“Pardon and Peace.” An officer who held a high position under the government of his country, and was a favorite with the king, was once brought before the judge and charged with a great crime. He took his place at the bar with the greatest coolness, and looked at the judge and jury and the great crowd of spectators as calmly as if he were at home, surrounded by his own family.
The trial began. The witnesses were called up, and gave clear evidence that he was guilty. Still he remained as calm and unmoved as ever. There was not the least sign of fear visible on his countenance; on the contrary, his face wore a pleasant smile.
At last the jury came in, and while the crowd in the court-room held their breath, declared that the prisoner was guilty. In an instant every eye was turned upon the prisoner to see what effect this sentence would have upon him. But just then, he put his hand in his bosom, drew out a paper, and laid it on the table. It was a pardon, a full, free pardon of all his offences, given him by the king, and sealed with the royal signet. This was the secret of his peace. This was what gave him such calmness and confidence in his dreadful position as a condemned prisoner.
And so Jesus gives his people pardon in such promises as these: “Though your sins be as scarlet, they shall be white as snow: though they be red like crimson, they shall be as wool,” Is. i: 16. “Let them return unto the Lord, for he will abundantly pardon.” Is. lv: 7. “All that believe are justified from all things.” Acts xiii: 39. These promises are like the king’s pardon which the officer had received. Faith in these promises brings pardon, and the pardon brings peace. And so, by what he is doing now, as well as by the miracles he performed when on earth, we are taught the precious truth, that—“The Son of man hath power to forgive sins.”
Then when we think of the wonderful miracles that Jesus did, let us always remember the illustrations they afford of the power he had to help—to comfort—to encourage—to protect—and to pardon.
Let us seek to secure all these blessings to ourselves, and then we shall find that what Jesus taught by his miracles will be very profitable teaching to us!
If we should attempt to mention all the parables which Jesus spoke, and the miracles which he performed, and the many other lessons which he taught, it would make a long list. As we have done before we can only take one or two specimens of these general lessons which Jesus taught.

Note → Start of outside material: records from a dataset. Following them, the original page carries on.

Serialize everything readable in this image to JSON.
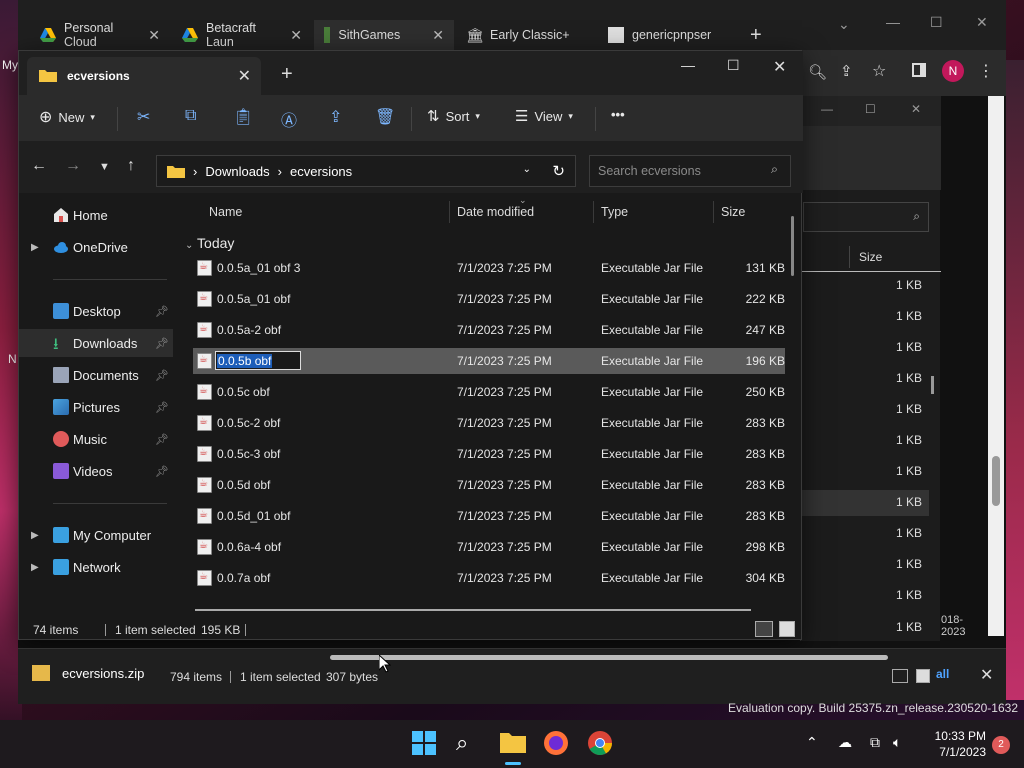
{
  "chrome": {
    "tabs": [
      {
        "label": "Personal Cloud"
      },
      {
        "label": "Betacraft Laun"
      },
      {
        "label": "SithGames"
      },
      {
        "label": "Early Classic+"
      },
      {
        "label": "genericpnpser"
      }
    ],
    "new_tab": "+",
    "profile_initial": "N"
  },
  "explorer2": {
    "column_size": "Size",
    "sizes": [
      "1 KB",
      "1 KB",
      "1 KB",
      "1 KB",
      "1 KB",
      "1 KB",
      "1 KB",
      "1 KB",
      "1 KB",
      "1 KB",
      "1 KB",
      "1 KB"
    ],
    "date_fragment": "018-2023",
    "status_items": "794 items",
    "status_selected": "1 item selected",
    "status_bytes": "307 bytes",
    "link_all": "all",
    "close": "✕"
  },
  "explorer": {
    "tab_title": "ecversions",
    "cmd": {
      "new": "New",
      "sort": "Sort",
      "view": "View",
      "more": "•••"
    },
    "address": {
      "segments": [
        "Downloads",
        "ecversions"
      ]
    },
    "search_placeholder": "Search ecversions",
    "sidebar": {
      "home": "Home",
      "onedrive": "OneDrive",
      "desktop": "Desktop",
      "downloads": "Downloads",
      "documents": "Documents",
      "pictures": "Pictures",
      "music": "Music",
      "videos": "Videos",
      "mycomputer": "My Computer",
      "network": "Network"
    },
    "columns": {
      "name": "Name",
      "date": "Date modified",
      "type": "Type",
      "size": "Size"
    },
    "group": "Today",
    "files": [
      {
        "name": "0.0.5a_01 obf 3",
        "date": "7/1/2023 7:25 PM",
        "type": "Executable Jar File",
        "size": "131 KB"
      },
      {
        "name": "0.0.5a_01 obf",
        "date": "7/1/2023 7:25 PM",
        "type": "Executable Jar File",
        "size": "222 KB"
      },
      {
        "name": "0.0.5a-2 obf",
        "date": "7/1/2023 7:25 PM",
        "type": "Executable Jar File",
        "size": "247 KB"
      },
      {
        "name": "0.0.5b obf",
        "date": "7/1/2023 7:25 PM",
        "type": "Executable Jar File",
        "size": "196 KB"
      },
      {
        "name": "0.0.5c obf",
        "date": "7/1/2023 7:25 PM",
        "type": "Executable Jar File",
        "size": "250 KB"
      },
      {
        "name": "0.0.5c-2 obf",
        "date": "7/1/2023 7:25 PM",
        "type": "Executable Jar File",
        "size": "283 KB"
      },
      {
        "name": "0.0.5c-3 obf",
        "date": "7/1/2023 7:25 PM",
        "type": "Executable Jar File",
        "size": "283 KB"
      },
      {
        "name": "0.0.5d obf",
        "date": "7/1/2023 7:25 PM",
        "type": "Executable Jar File",
        "size": "283 KB"
      },
      {
        "name": "0.0.5d_01 obf",
        "date": "7/1/2023 7:25 PM",
        "type": "Executable Jar File",
        "size": "283 KB"
      },
      {
        "name": "0.0.6a-4 obf",
        "date": "7/1/2023 7:25 PM",
        "type": "Executable Jar File",
        "size": "298 KB"
      },
      {
        "name": "0.0.7a obf",
        "date": "7/1/2023 7:25 PM",
        "type": "Executable Jar File",
        "size": "304 KB"
      }
    ],
    "selected_index": 3,
    "status": {
      "items": "74 items",
      "selected": "1 item selected",
      "size": "195 KB"
    }
  },
  "strip": {
    "zip_name": "ecversions.zip"
  },
  "taskbar": {
    "time": "10:33 PM",
    "date": "7/1/2023",
    "notifications": "2"
  },
  "watermark": "Evaluation copy. Build 25375.zn_release.230520-1632",
  "desktop_fragments": {
    "my": "My",
    "n": "N"
  }
}
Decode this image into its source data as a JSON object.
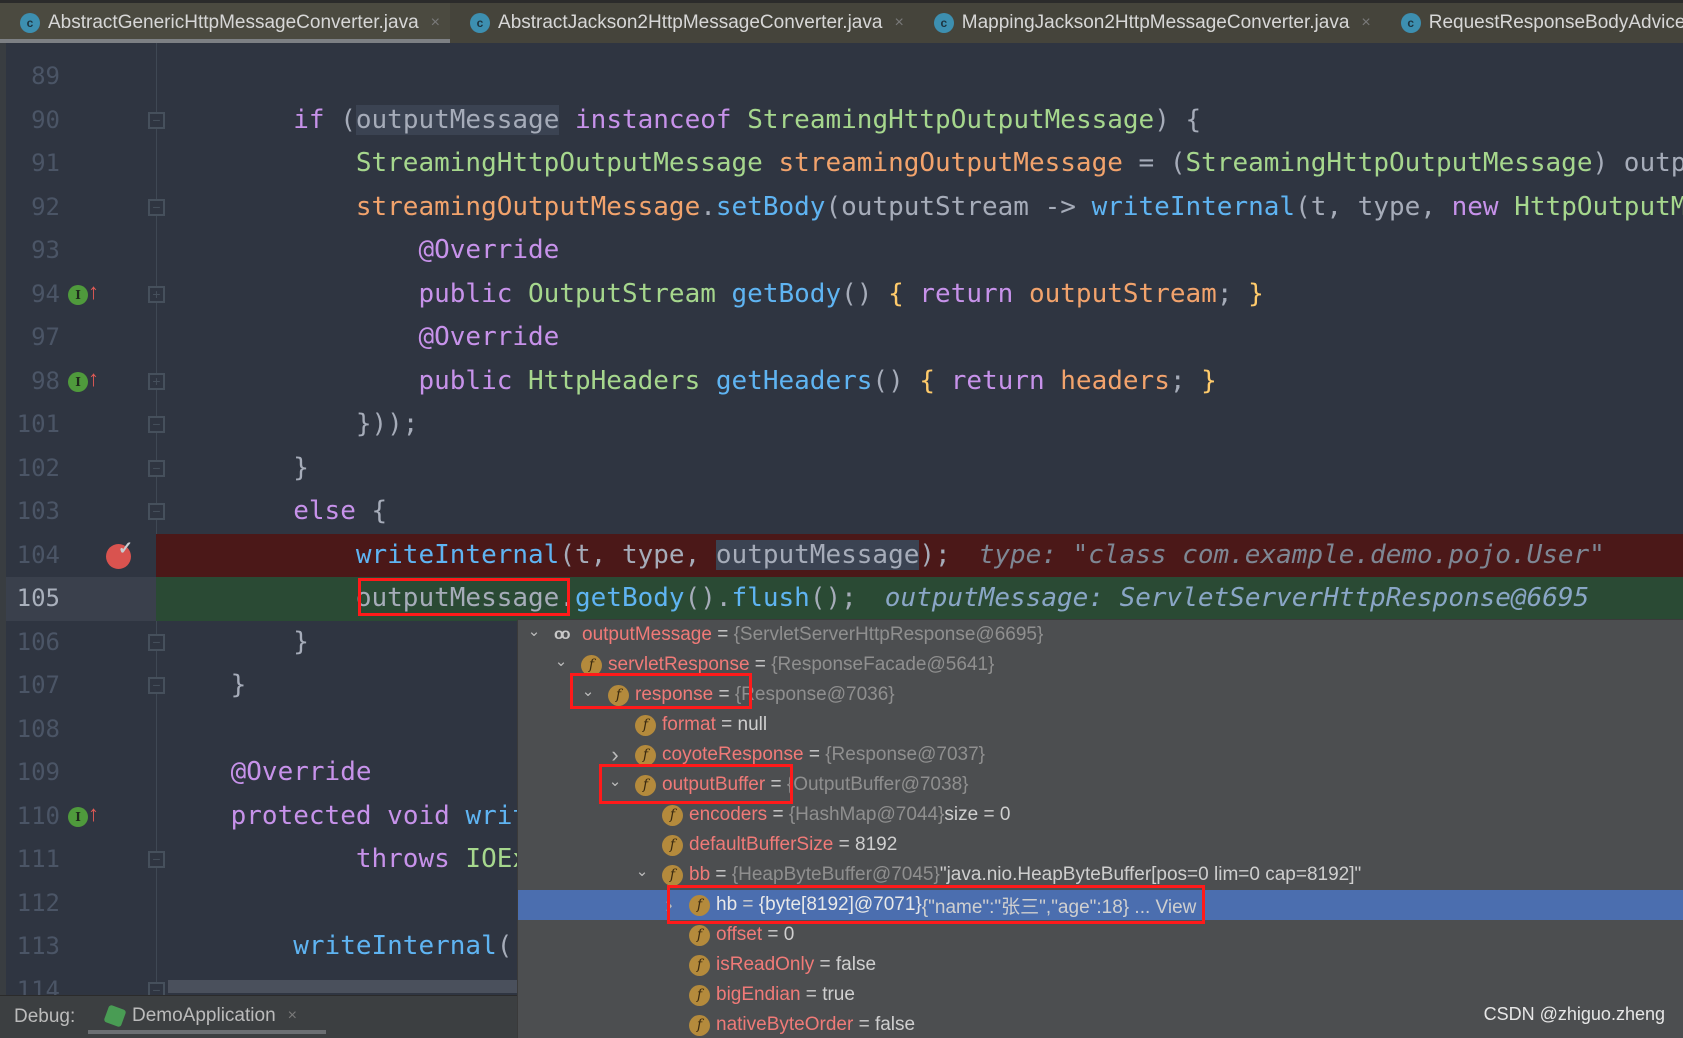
{
  "tabs": [
    {
      "label": "AbstractGenericHttpMessageConverter.java",
      "active": true,
      "icon": "class-icon"
    },
    {
      "label": "AbstractJackson2HttpMessageConverter.java",
      "active": false,
      "icon": "class-icon"
    },
    {
      "label": "MappingJackson2HttpMessageConverter.java",
      "active": false,
      "icon": "class-icon"
    },
    {
      "label": "RequestResponseBodyAdvice",
      "active": false,
      "icon": "class-icon"
    }
  ],
  "tab_close": "×",
  "code_lines": [
    {
      "n": "89",
      "t": []
    },
    {
      "n": "90",
      "fold": "−",
      "t": [
        [
          "        ",
          ""
        ],
        [
          "if",
          "kw"
        ],
        [
          " (",
          ""
        ],
        [
          "outputMessage",
          "hl"
        ],
        [
          " ",
          ""
        ],
        [
          "instanceof",
          "kw"
        ],
        [
          " ",
          ""
        ],
        [
          "StreamingHttpOutputMessage",
          "ty"
        ],
        [
          ") {",
          ""
        ]
      ]
    },
    {
      "n": "91",
      "t": [
        [
          "            ",
          ""
        ],
        [
          "StreamingHttpOutputMessage",
          "ty"
        ],
        [
          " ",
          ""
        ],
        [
          "streamingOutputMessage",
          "va"
        ],
        [
          " = (",
          ""
        ],
        [
          "StreamingHttpOutputMessage",
          "ty"
        ],
        [
          ") outputMessage;",
          ""
        ]
      ]
    },
    {
      "n": "92",
      "fold": "−",
      "t": [
        [
          "            ",
          ""
        ],
        [
          "streamingOutputMessage",
          "va"
        ],
        [
          ".",
          ""
        ],
        [
          "setBody",
          "fn"
        ],
        [
          "(outputStream -> ",
          ""
        ],
        [
          "writeInternal",
          "fn"
        ],
        [
          "(t, type, ",
          ""
        ],
        [
          "new",
          "kw"
        ],
        [
          " ",
          ""
        ],
        [
          "HttpOutputMessage",
          "ty"
        ],
        [
          "() {",
          ""
        ]
      ]
    },
    {
      "n": "93",
      "t": [
        [
          "                ",
          ""
        ],
        [
          "@Override",
          "kw"
        ]
      ]
    },
    {
      "n": "94",
      "impl": true,
      "fold": "+",
      "t": [
        [
          "                ",
          ""
        ],
        [
          "public",
          "kw"
        ],
        [
          " ",
          ""
        ],
        [
          "OutputStream",
          "ty"
        ],
        [
          " ",
          ""
        ],
        [
          "getBody",
          "fn"
        ],
        [
          "() ",
          ""
        ],
        [
          "{",
          "br"
        ],
        [
          " ",
          ""
        ],
        [
          "return",
          "kw"
        ],
        [
          " ",
          ""
        ],
        [
          "outputStream",
          "va"
        ],
        [
          "; ",
          ""
        ],
        [
          "}",
          "br"
        ]
      ]
    },
    {
      "n": "97",
      "t": [
        [
          "                ",
          ""
        ],
        [
          "@Override",
          "kw"
        ]
      ]
    },
    {
      "n": "98",
      "impl": true,
      "fold": "+",
      "t": [
        [
          "                ",
          ""
        ],
        [
          "public",
          "kw"
        ],
        [
          " ",
          ""
        ],
        [
          "HttpHeaders",
          "ty"
        ],
        [
          " ",
          ""
        ],
        [
          "getHeaders",
          "fn"
        ],
        [
          "() ",
          ""
        ],
        [
          "{",
          "br"
        ],
        [
          " ",
          ""
        ],
        [
          "return",
          "kw"
        ],
        [
          " ",
          ""
        ],
        [
          "headers",
          "va"
        ],
        [
          "; ",
          ""
        ],
        [
          "}",
          "br"
        ]
      ]
    },
    {
      "n": "101",
      "fold": "−",
      "t": [
        [
          "            }));",
          ""
        ]
      ]
    },
    {
      "n": "102",
      "fold": "−",
      "t": [
        [
          "        }",
          ""
        ]
      ]
    },
    {
      "n": "103",
      "fold": "−",
      "t": [
        [
          "        ",
          ""
        ],
        [
          "else",
          "kw"
        ],
        [
          " {",
          ""
        ]
      ]
    },
    {
      "n": "104",
      "state": "red",
      "breakpoint": true,
      "t": [
        [
          "            ",
          ""
        ],
        [
          "writeInternal",
          "fn"
        ],
        [
          "(t, type, ",
          ""
        ],
        [
          "outputMessage",
          "hl"
        ],
        [
          ");",
          ""
        ]
      ],
      "hint": "type: \"class com.example.demo.pojo.User\""
    },
    {
      "n": "105",
      "state": "green",
      "t": [
        [
          "            ",
          ""
        ],
        [
          "outputMessage",
          ""
        ],
        [
          ".",
          ""
        ],
        [
          "getBody",
          "fn"
        ],
        [
          "().",
          ""
        ],
        [
          "flush",
          "fn"
        ],
        [
          "();",
          ""
        ]
      ],
      "hint": "outputMessage: ServletServerHttpResponse@6695"
    },
    {
      "n": "106",
      "fold": "−",
      "t": [
        [
          "        }",
          ""
        ]
      ]
    },
    {
      "n": "107",
      "fold": "−",
      "t": [
        [
          "    }",
          ""
        ]
      ]
    },
    {
      "n": "108",
      "t": []
    },
    {
      "n": "109",
      "t": [
        [
          "    ",
          ""
        ],
        [
          "@Override",
          "kw"
        ]
      ]
    },
    {
      "n": "110",
      "impl": true,
      "t": [
        [
          "    ",
          ""
        ],
        [
          "protected",
          "kw"
        ],
        [
          " ",
          ""
        ],
        [
          "void",
          "kw"
        ],
        [
          " ",
          ""
        ],
        [
          "writeInternal",
          "fn"
        ],
        [
          "(",
          ""
        ]
      ]
    },
    {
      "n": "111",
      "fold": "−",
      "t": [
        [
          "            ",
          ""
        ],
        [
          "throws",
          "kw"
        ],
        [
          " ",
          ""
        ],
        [
          "IOException",
          "ty"
        ]
      ]
    },
    {
      "n": "112",
      "t": []
    },
    {
      "n": "113",
      "t": [
        [
          "        ",
          ""
        ],
        [
          "writeInternal",
          "fn"
        ],
        [
          "(",
          ""
        ]
      ]
    },
    {
      "n": "114",
      "fold": "−",
      "t": []
    }
  ],
  "debug_tree": [
    {
      "level": 0,
      "chev": "down",
      "icon": "watch",
      "name": "outputMessage",
      "ref": "{ServletServerHttpResponse@6695}",
      "extra": ""
    },
    {
      "level": 1,
      "chev": "down",
      "icon": "field",
      "name": "servletResponse",
      "ref": "{ResponseFacade@5641}",
      "extra": ""
    },
    {
      "level": 2,
      "chev": "down",
      "icon": "field",
      "name": "response",
      "ref": "{Response@7036}",
      "extra": ""
    },
    {
      "level": 3,
      "chev": "",
      "icon": "field",
      "name": "format",
      "ref": "",
      "extra": "null"
    },
    {
      "level": 3,
      "chev": "right",
      "icon": "field",
      "name": "coyoteResponse",
      "ref": "{Response@7037}",
      "extra": ""
    },
    {
      "level": 3,
      "chev": "down",
      "icon": "field",
      "name": "outputBuffer",
      "ref": "{OutputBuffer@7038}",
      "extra": ""
    },
    {
      "level": 4,
      "chev": "",
      "icon": "field",
      "name": "encoders",
      "ref": "{HashMap@7044}",
      "extra": " size = 0"
    },
    {
      "level": 4,
      "chev": "",
      "icon": "field",
      "name": "defaultBufferSize",
      "ref": "",
      "extra": "8192"
    },
    {
      "level": 4,
      "chev": "down",
      "icon": "field",
      "name": "bb",
      "ref": "{HeapByteBuffer@7045}",
      "extra": " \"java.nio.HeapByteBuffer[pos=0 lim=0 cap=8192]\""
    },
    {
      "level": 5,
      "chev": "right",
      "icon": "field",
      "name": "hb",
      "ref": "{byte[8192]@7071}",
      "extra": " {\"name\":\"张三\",\"age\":18} ... View",
      "selected": true
    },
    {
      "level": 5,
      "chev": "",
      "icon": "field",
      "name": "offset",
      "ref": "",
      "extra": "0"
    },
    {
      "level": 5,
      "chev": "",
      "icon": "field",
      "name": "isReadOnly",
      "ref": "",
      "extra": "false"
    },
    {
      "level": 5,
      "chev": "",
      "icon": "field",
      "name": "bigEndian",
      "ref": "",
      "extra": "true"
    },
    {
      "level": 5,
      "chev": "",
      "icon": "field",
      "name": "nativeByteOrder",
      "ref": "",
      "extra": "false"
    }
  ],
  "debug_bar": {
    "label": "Debug:",
    "session": "DemoApplication",
    "close": "×"
  },
  "watermark": "CSDN @zhiguo.zheng",
  "colors": {
    "breakpoint_line": "#4b1818",
    "execution_line": "#2a4a34",
    "selection": "#4b6eaf",
    "annotation_box": "#ff1a1a"
  }
}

We have one of these in the title to our present chapter, which is—Christ Teaching Liberality. This was a very important lesson for Jesus to teach. One of the sad effects of sin upon our nature is to make it selfish, and covetous. We are tempted to love money more than we ought to do. We are not so willing to part with it as we should be. And we never can be good and true Christians unless we overcome the selfishness of our sinful hearts, and not only learn to give, but to give liberally. The Bible teaches us that God not only expects his people to give, but, as St. Paul says, in one place, to give “cheerfully.” II. Cor. ix: 7.